Recently, the Philadelphia-based Middle East Forum took the discussion online. Stemming from concerns that professors were operating with a pro-Palestinian slant, the group created a Web site that lists the names of pro-Palestinian professors and criticizes their arguments. The site's opposition calls it an assault on academic freedom. In reality, it is academic freedom in action. Last week, Harvard President Lawrence H. Summers gave a speech stating his concerns about growing anti-Semitism on campuses. One day later, www.campus-watch.org was up and running, posting "dossiers" about teachers and colleges that allegedly only present the Palestinian view of the Middle Eastern policy issue.
The group started by citing eight professors and 14 universities for their views on Palestinian rights. In the week that followed, 88 angry professors responded to the site, asking that their names be posted as well. The gesture was done to show solidarity, and the result is a nationally publicized forum for debate. It can only result in a deeper understanding of the conflict.
The most controversial section of the site may be the "Keep Us Informed" page, which encourages students to report any activities on their campuses that may be relevant to the group's goals.
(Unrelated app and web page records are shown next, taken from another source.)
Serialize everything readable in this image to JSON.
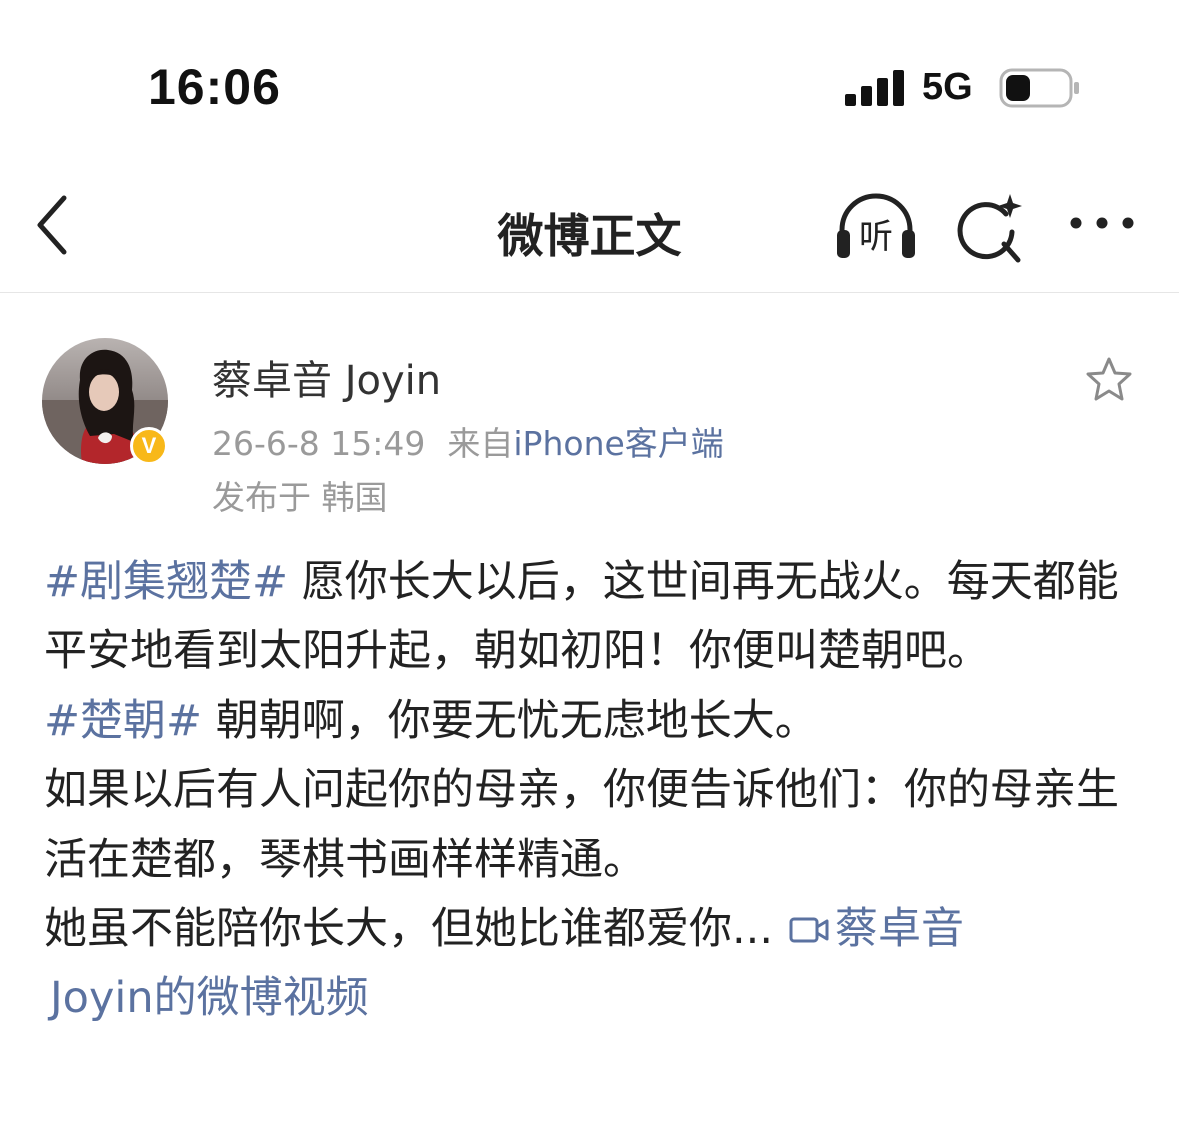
{
  "status_bar": {
    "time": "16:06",
    "network": "5G",
    "signal_bars": 4,
    "battery_level": 0.4
  },
  "nav": {
    "title": "微博正文",
    "listen_label": "听",
    "icons": {
      "back": "chevron-left-icon",
      "listen": "headphones-icon",
      "search": "search-sparkle-icon",
      "more": "more-dots-icon"
    }
  },
  "author": {
    "name": "蔡卓音 Joyin",
    "verified_badge": "V",
    "timestamp": "26-6-8 15:49",
    "source_prefix": "来自",
    "source_link": "iPhone客户端",
    "location": "发布于 韩国"
  },
  "post": {
    "hashtag1": "#剧集翘楚#",
    "line1_text": " 愿你长大以后，这世间再无战火。每天都能平安地看到太阳升起，朝如初阳！你便叫楚朝吧。",
    "hashtag2": "#楚朝#",
    "line2_text": " 朝朝啊，你要无忧无虑地长大。",
    "line3_text": "如果以后有人问起你的母亲，你便告诉他们：你的母亲生活在楚都，琴棋书画样样精通。",
    "line4_text": "她虽不能陪你长大，但她比谁都爱你...",
    "video_link_part1": "蔡卓音",
    "video_link_part2": "Joyin的微博视频"
  },
  "colors": {
    "link": "#5b72a0",
    "meta": "#9a9a9a",
    "text": "#222222",
    "badge": "#f8b819"
  }
}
This may mean submitting the names of professors who only teach the Palestinian side of the issue. Opponents equate this with a witch hunt, but it certainly doesn't have to be. As long as it is reported accurately and investigated thoroughly, this section is an effective way of keeping professors accountable.
The forum's director, Daniel Pipes, insists the site is intended to create dialogue, not anger. It is the result of a group of people taking action and presenting their concerns in an intelligent manner. It is an effort deserving of approval.
The Campus Watch Web site presents a well-developed opposition to what it sees as an issue of urgent national importance. More information is always better than less -- provided it is accurate -- and healthy debate leads to better decision-making. The professors who requested that their names be posted on the site did the right thing -- they made their voice heard. The makers of this Web site are doing the same, and they should continue to do so.